1. Home-grown cocaine scoop
2. Booger/ ear-wax scoop
3. Good luck
4. Status symbol. In the olden days, long fingernails were a sign of wealth. If you're laboring away in the fields all day, you probably don't have long unbroken fingernails.
Personally, I'm thinking it's a good mix of all of the above. If you have any insight, I'd greatly appreciate the feedback.
Friday, October 12, 2012
Unlicensed food stalls and street vendors are illegal in China.
So how do you know which ones are licensed and which ones aren't?
Easy. You wait until the police come by. The ones that scatter are unlicensed, and the ones that stay either have a license or aren't worried about being checked. You tend to see people scatter more often in bigger cities but every so often it happens here in the village.
Today, on my daily stroll through town, I stopped to buy some sugarcane from a guy with a wheelbarrow full of it. Business was good for him and he was peeling and slicing sugarcane left and right. There were probably about four people waiting when I was there.
Just as the man handed me my bag and I was about to hand him my 5 kwai, the police came around the corner and homeboy grabbed his wheelbarrow and took off down the alley at warp speed. Sugarcane was flying everywhere, children were diving out of the way, dogs were barking – it was ridiculous. This dude must have been caught without a license before; usually the escape is not quite so dramatic.
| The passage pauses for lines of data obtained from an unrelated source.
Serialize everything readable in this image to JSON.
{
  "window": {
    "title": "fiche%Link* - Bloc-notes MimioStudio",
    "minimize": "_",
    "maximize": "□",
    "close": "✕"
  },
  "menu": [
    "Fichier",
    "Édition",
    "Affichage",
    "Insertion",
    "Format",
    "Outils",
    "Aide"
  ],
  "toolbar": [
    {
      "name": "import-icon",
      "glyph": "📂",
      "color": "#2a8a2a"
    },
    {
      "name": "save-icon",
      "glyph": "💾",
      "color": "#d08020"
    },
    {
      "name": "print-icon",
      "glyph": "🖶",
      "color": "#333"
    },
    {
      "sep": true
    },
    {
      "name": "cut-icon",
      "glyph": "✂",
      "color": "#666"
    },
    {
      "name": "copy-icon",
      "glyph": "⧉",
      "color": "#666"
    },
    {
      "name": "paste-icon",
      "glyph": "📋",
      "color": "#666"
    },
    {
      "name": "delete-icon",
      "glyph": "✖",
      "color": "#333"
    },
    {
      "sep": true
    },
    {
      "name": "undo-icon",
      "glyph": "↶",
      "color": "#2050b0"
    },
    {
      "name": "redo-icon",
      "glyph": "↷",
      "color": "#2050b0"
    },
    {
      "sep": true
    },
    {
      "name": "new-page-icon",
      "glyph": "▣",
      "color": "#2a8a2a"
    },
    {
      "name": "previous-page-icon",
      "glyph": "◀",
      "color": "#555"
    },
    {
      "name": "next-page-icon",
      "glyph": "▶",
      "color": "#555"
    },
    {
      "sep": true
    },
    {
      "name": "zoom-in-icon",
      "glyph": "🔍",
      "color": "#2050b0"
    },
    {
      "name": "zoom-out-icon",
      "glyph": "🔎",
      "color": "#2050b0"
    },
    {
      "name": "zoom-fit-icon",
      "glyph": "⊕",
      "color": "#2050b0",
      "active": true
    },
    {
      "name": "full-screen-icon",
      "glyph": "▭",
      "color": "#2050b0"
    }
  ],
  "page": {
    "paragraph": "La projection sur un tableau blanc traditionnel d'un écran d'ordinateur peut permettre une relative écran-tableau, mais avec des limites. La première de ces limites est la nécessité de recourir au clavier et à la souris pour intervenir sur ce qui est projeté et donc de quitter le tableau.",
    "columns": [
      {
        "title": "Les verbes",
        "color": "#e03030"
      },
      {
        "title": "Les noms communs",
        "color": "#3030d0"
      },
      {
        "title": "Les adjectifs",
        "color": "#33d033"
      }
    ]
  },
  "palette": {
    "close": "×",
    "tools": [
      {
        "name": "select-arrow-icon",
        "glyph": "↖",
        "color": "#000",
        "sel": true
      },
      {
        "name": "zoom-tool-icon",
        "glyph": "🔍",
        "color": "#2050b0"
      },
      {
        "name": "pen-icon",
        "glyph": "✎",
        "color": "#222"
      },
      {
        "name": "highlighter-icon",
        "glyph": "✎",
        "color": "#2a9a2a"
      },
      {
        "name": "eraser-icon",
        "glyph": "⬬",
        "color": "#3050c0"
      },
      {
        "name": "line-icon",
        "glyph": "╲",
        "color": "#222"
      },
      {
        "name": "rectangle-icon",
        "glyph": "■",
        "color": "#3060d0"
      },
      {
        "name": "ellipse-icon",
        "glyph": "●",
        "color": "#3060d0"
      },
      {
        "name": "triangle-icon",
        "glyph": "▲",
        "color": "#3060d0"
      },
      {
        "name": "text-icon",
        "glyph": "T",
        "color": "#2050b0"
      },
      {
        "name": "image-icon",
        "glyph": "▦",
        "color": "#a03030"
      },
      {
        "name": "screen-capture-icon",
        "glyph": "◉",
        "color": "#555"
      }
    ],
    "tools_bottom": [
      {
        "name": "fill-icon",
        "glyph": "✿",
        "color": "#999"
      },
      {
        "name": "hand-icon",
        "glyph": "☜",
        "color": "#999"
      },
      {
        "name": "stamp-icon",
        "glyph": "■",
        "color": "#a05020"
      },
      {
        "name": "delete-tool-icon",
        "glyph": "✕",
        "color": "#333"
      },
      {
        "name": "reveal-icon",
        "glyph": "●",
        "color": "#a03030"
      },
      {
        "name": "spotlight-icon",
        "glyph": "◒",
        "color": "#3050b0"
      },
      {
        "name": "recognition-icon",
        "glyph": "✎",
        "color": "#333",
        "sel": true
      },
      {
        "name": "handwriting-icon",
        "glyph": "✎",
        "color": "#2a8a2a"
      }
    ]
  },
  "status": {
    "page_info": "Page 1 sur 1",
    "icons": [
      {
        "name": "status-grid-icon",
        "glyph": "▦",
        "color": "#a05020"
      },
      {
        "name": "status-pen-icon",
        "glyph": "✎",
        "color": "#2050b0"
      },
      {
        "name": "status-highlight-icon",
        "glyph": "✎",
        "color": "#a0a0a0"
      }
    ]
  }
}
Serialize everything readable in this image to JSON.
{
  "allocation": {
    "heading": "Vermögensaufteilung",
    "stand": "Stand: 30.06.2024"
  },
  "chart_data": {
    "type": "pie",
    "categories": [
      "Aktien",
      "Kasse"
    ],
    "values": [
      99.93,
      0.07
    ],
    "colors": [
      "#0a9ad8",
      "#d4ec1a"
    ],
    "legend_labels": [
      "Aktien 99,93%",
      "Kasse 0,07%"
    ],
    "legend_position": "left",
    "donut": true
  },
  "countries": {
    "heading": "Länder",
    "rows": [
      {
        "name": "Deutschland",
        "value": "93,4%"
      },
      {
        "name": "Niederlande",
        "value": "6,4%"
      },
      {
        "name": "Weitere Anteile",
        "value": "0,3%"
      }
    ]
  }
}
So there I stood with my bag of sugarcane that I did not pay for.
I felt really bad so I wandered around the area for about 15 minutes to see if the guy would come back, but he never did. I'll have to be on the lookout for him in the future so I can pay him back for my stolen sugarcane.
Monday, October 8, 2012
Today was the first day back from vacation, so I thought that I'd ask the kids what they did during their holiday.
"I went to the countryside" – was the overwhelming response. Even most of the adults I asked said they did this.
But what exactly happens in the countryside? I HAVE NO IDEA. I literally could not get anyone to expand on what going to the countryside means.
Do you visit your family there? Is there some sort of resort or orchard? Are there just thousands of Chinese people standing around in an enormous field? What happens in this mysterious "countryside"?
Nobody could tell me. Or maybe nobody was allowed to tell me.
The only conclusion I can make is that it is clearly a secret. Foreigners must never learn what happens there.